English journalist ADAM SINGOLDA recently quoted Warren Buffett thus in an article posted on ‘The Independent’ website: “If you want to know what’s going on in your town, whether the news is about the mayor or taxes or high school football, there is no substitute for a local newspaper.”
Local journalism is enjoying a well-deserved comeback, spurred in particular by millennials, the most connected generation in history.
I confess. I love local journalism. I love how connected, and even “old school” it makes me feel, the way it reflects the communities we live in - their interests, concerns and passions. I love the way it touches our lives and reminds us of how important our small and immediate world is.
So naturally, I’ve paid a lot of attention to all the speculation around the future of local journalism. Frankly, there is a lot of pessimism around the subject. There probably isn’t a reporter who hasn’t read or predicted that local journalism is dying.
And there’s a good reason for the naysayers, sadly. The collapse in print revenues - and the inability of digital monetisation to pick up the slack thus far - has had calamitous effects, even more so on local news: the closing of bureaus; the hollowing out of newsrooms and cutbacks in essential local coverage.
There’s a lack of resources to create the kinds of engaging content and user experience that will attract millennials, who will be the main readers of local news in the future.
But despite the repeated chiming of the death knell, I believe local news has more than turned the corner. I am optimistic for a number of intersecting reasons – so much so that I don’t think it is quixotic to assert that we are entering a new golden age of local journalism.
Let me explain in some more detail.
The essential role that local news will continue to play in the lives of individuals is an enduring reality; Warren Buffett said it well when he invested over $300m (£220m) in newspapers several years ago:
“If you want to know what’s going on in your town, whether the news is about the mayor or taxes or high school football, there is no substitute for a local newspaper. Wherever there is a pervasive sense of community, a paper that serves the special informational needs of that community will remain indispensable… papers delivering comprehensive and reliable information to tightly bound communities and having a sensible internet strategy will remain viable for a long time.”
“I think it’s important to maintain an open dialogue on important issues that surround our industry, so as I began thinking about my views on local journalism, I asked some of the important leaders around the world to weigh in. Grant Whitmore, executive vice-president of digital at the New York Daily News, framed his take like this:
“As so much of the country’s attention is focused on what is happening at a national level, it is easy to forget that what is going in our local communities has the greatest impact on quality of life issues for ourselves and our families.”

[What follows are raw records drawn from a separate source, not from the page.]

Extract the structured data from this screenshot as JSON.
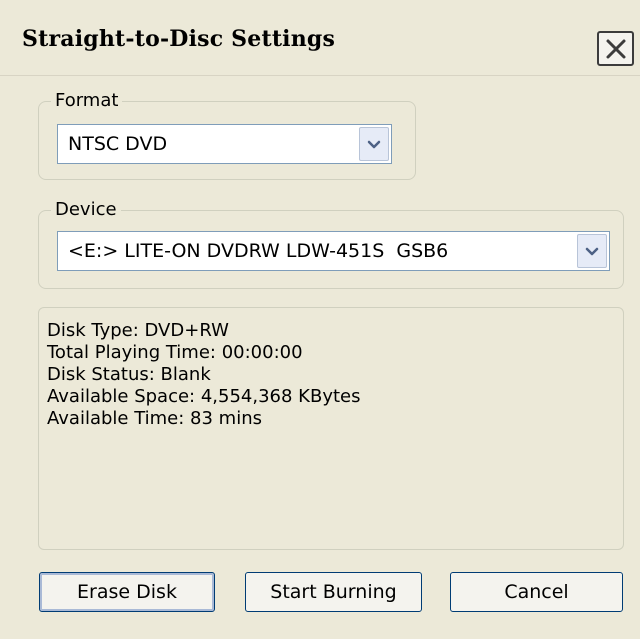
{
  "window": {
    "title": "Straight-to-Disc Settings"
  },
  "format": {
    "label": "Format",
    "selected": "NTSC DVD"
  },
  "device": {
    "label": "Device",
    "selected": "<E:> LITE-ON DVDRW LDW-451S  GSB6"
  },
  "disk_info": {
    "disk_type": "Disk Type: DVD+RW",
    "total_playing_time": "Total Playing Time: 00:00:00",
    "disk_status": "Disk Status: Blank",
    "available_space": "Available Space: 4,554,368 KBytes",
    "available_time": "Available Time: 83 mins"
  },
  "buttons": {
    "erase": "Erase Disk",
    "start": "Start Burning",
    "cancel": "Cancel"
  },
  "icons": {
    "close": "close-icon",
    "dropdown": "chevron-down-icon"
  },
  "colors": {
    "dialog_background": "#ece9d8",
    "combo_border": "#7f9db9",
    "button_border": "#003c74"
  }
}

The second force for optimism is the millennial generation - the largest cohort in American history to date. I am watching their mobility, and I am encouraged. There is evidence that millennials are not moving geographically as much as their predecessor generations. There is no doubt that this will amplify and deepen their connection to their local communities, reinforcing the Buffettian argument.